Explain me this code

void ATimeOfDayHandler::Tick(float DeltaTime)
ElapsedSeconds += (DeltaTime * TimeScale);
if(ElapsedSeconds > 60)
ElapsedSeconds -= 60;
if (Minutes > 60)
Minutes -= 60;
OnTimeChanged.Broadcast(Hours, Minutes);
In above code what the lines below do:

 ElapsedSeconds += (DeltaTime * TimeScale);


`ElapsedSeconds -= 60;`

Tick runs on every frame, which is not consistent as not consistent can be frame-per-seconds and tick is what powers entire engine, it makes things move on the screen on per frame basis. So if tick runs on each frame, how you can make things move according to time not frames? that what DeltaTime is for. DeltaTime is estimated time passed between frames, if you add it up in each tick you will count up the time passed, if you multiply DeltaTime with other delta values (like speed) that delta’s unit turn in to unit/second (in case of speed it will be distance/second). Multiplying DeltaTime like in this case effectively controls speed of time, since if you multiply delta by 2 twice of time will pass between the frames.

the 2nd thing simply subtracts 60 seconds when minute is passed.

That said whatever that code is it’s reinventing the wheel there FTimeSpan to count up that deals with seacounds minutes and hours:

You can scale deltatime with time dilation (there also global time dilation in the engine)

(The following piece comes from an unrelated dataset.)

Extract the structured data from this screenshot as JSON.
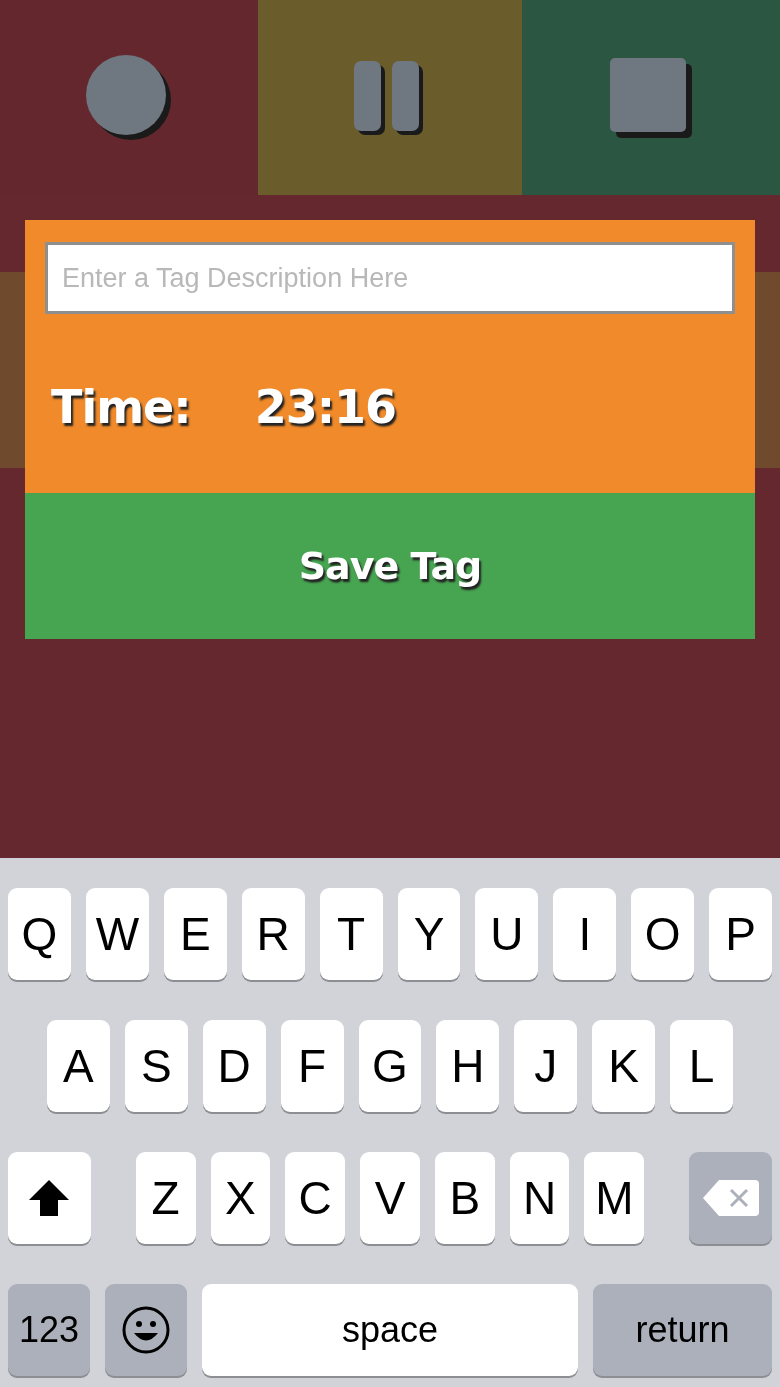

There also timers to count time, normally you use those,.

…but counting time in tick gives more freedom in controlling flow of time, i suspect author of the code wanted to scale time flow on single actor on a specific variable which timers and time dilation don’t let you do it. Still he could just use FTimespan to deal with time units